THERE is growing concern any benefit the Australian wine industry gained from United Kingdom free-trade agreement will be eradicated when the UK introduces a tax hike on alcoholic products.
The proposal, which taxes beverages based on their alcohol content, will hit Aussie wine growers harder than those from other nations, because Australia's climate causes wine and grapes to ripen at naturally higher sugar, and therefore alcohol, levels.
Analysis from the Australian wine sector shows the tariff reduction would provide a benefit of about $43 million, however the new tax would cost the industry $160 million.
Senate estimates revealed Department of Foreign Affairs staff knew about the tax "a month or two" before the FTA negotiations concluded.
Labor Senator Tim Ayers said it appeared as though the UK was "giving with one hand and taking with the other", and grilled department staff about why nothing was done about the tax during the FTA negotiations.
"[The tax] potentially wipes out the benefit for that sector.... the situation for the [wine] industry is worse than when you started," Senator Ayers said.
However, DFAT officials said taxes did not fall within the boundaries of an FTA negotiation.
Wine Australia has made a submission to UK government during the tax public consultation process, and DFAT officials said Trade Minister Dan Tehan wrote to his UK counterpart to raise the concerns of the wine industry.
"I'm hoping we may have expressed considerable displeasure rather than just concern, in whatever the jargon of diplomatic world is, to let it be known 'we are not amused', to use the English expression," Liberal Senator and estimates committee chair Eric Abetz said.
Labor called on Mr Tehan to to use whatever bargaining power Australia had with the UK to save wine producers from the incoming tax burden.
But Australian Grape & Wine chief executive Tony Battaglene said it was disingenuous to suggest the Trade Minister or DFAT officials could have any influence over foreign domestic policies such as tax.
"Australia wouldn't change our taxes for the UK if they asked," Mr Battaglene said.
"The FTA is good, let's not confuse that. It does give us a level playing field with Europe [into UK] and an advantage over other exporters."

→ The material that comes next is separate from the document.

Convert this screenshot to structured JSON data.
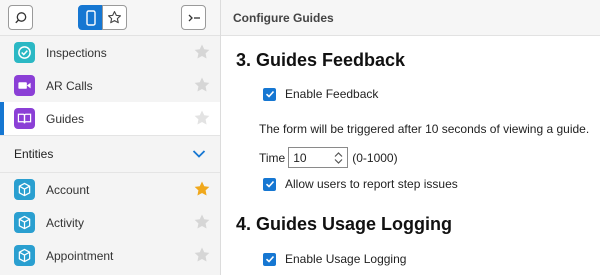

"The tax proposal is separate - it's bad and really concerning. We've been aware of it since September when announced in the UK budget. We know it will have an impact, but we don't know what impact it will have on demand - it could reduce demand for wine, and increase demand for beer."
Under the new proposal, the tax on alcohol beverages will increase with every 0.5pc increase in alcohol content, starting at 8.5pc and ending at 22.5pc. Mr Battaglene said 11.5pc was the "break even point", and everything above that would fall under a higher tax.
The average alcohol content of Australian wine exported to the UK is about 13pc.
Mr Battaglene said the 0.5pc increments would be extremely difficult to administer, as wine's alcohol content could change between vintages due to the weather.
"We've proposed to raise that half-a-percent increment to increments of one per cent or higher," Mr Battaglene said.
"The UK Department of Treasury has asked us for more information on the increments, so there is a strong possibility they're taking a closer look and we may have a small win on that."
It was also revealed in the estimates hearing that Mr Tehan was considering rushing the UK FTA through without the regular parliamentary scrutiny.
Labor trade spokesperson Madeleine King called on the Trade Minister to rule out rushing the FTA sign-off, to ensure it was comprehensively scrutinised.
"Despite longstanding practice of the Joint Standing Committee on Treaties considering new treaties for more than 20 joint sitting days, Dan Tehan is considering rushing the agreement through the Parliament in the two joint sitting days before the election," Ms King said.
"Noting that the UK ratification process will also take months to conclude, there is no justification for this rush other than for cheap, superficial, political point-scoring."
Start the day with all the big news in agriculture! Sign up below to receive our daily Farmonline newsletter.